• **YOUR GOAL**
Every line below must come back exactly as it stands, with the images omitted.

(Records from a data source)
•••••

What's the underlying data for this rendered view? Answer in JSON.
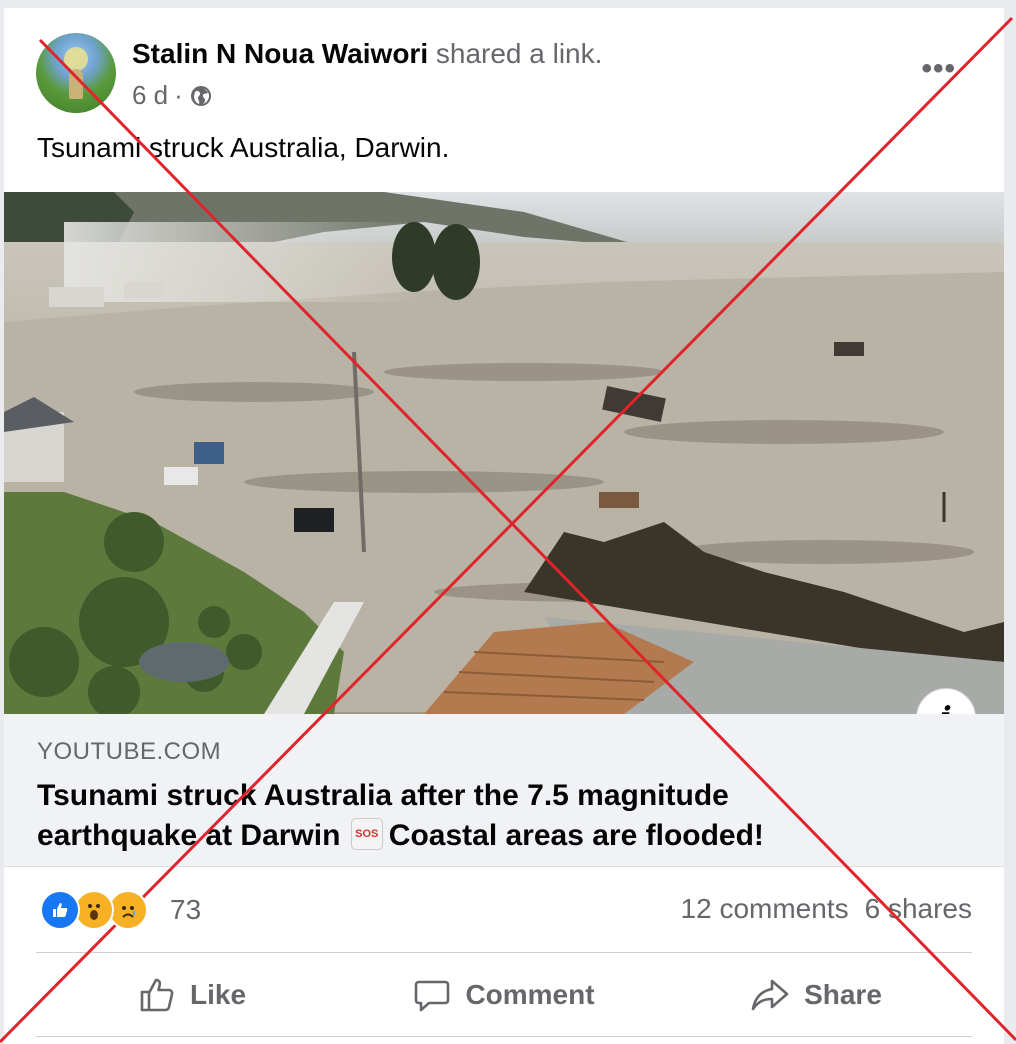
{
  "post": {
    "author": "Stalin N Noua Waiwori",
    "action": "shared a link.",
    "time": "6 d",
    "separator": "·",
    "privacy_icon": "globe-icon",
    "more_icon": "more-options-icon",
    "more_label": "•••",
    "text": "Tsunami struck Australia, Darwin."
  },
  "link": {
    "domain": "YOUTUBE.COM",
    "title_line1": "Tsunami struck Australia after the 7.5 magnitude",
    "title_line2_a": "earthquake at Darwin",
    "sos_label": "SOS",
    "title_line2_b": "Coastal areas are flooded!",
    "info_label": "i"
  },
  "stats": {
    "reactions_count": "73",
    "comments": "12 comments",
    "shares": "6 shares"
  },
  "actions": {
    "like": "Like",
    "comment": "Comment",
    "share": "Share"
  },
  "colors": {
    "overlay_x": "#e0242c",
    "like_blue": "#1877f2",
    "muted_text": "#65676b"
  }
}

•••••

• **RESPONSE TO THIS EXERCISE**
What's the underlying data for this rendered view? Answer in JSON.
{
  "post": {
    "author": "Stalin N Noua Waiwori",
    "action": "shared a link.",
    "time": "6 d",
    "separator": "·",
    "privacy_icon": "globe-icon",
    "more_icon": "more-options-icon",
    "more_label": "•••",
    "text": "Tsunami struck Australia, Darwin."
  },
  "link": {
    "domain": "YOUTUBE.COM",
    "title_line1": "Tsunami struck Australia after the 7.5 magnitude",
    "title_line2_a": "earthquake at Darwin",
    "sos_label": "SOS",
    "title_line2_b": "Coastal areas are flooded!",
    "info_label": "i"
  },
  "stats": {
    "reactions_count": "73",
    "comments": "12 comments",
    "shares": "6 shares"
  },
  "actions": {
    "like": "Like",
    "comment": "Comment",
    "share": "Share"
  },
  "colors": {
    "overlay_x": "#e0242c",
    "like_blue": "#1877f2",
    "muted_text": "#65676b"
  }
}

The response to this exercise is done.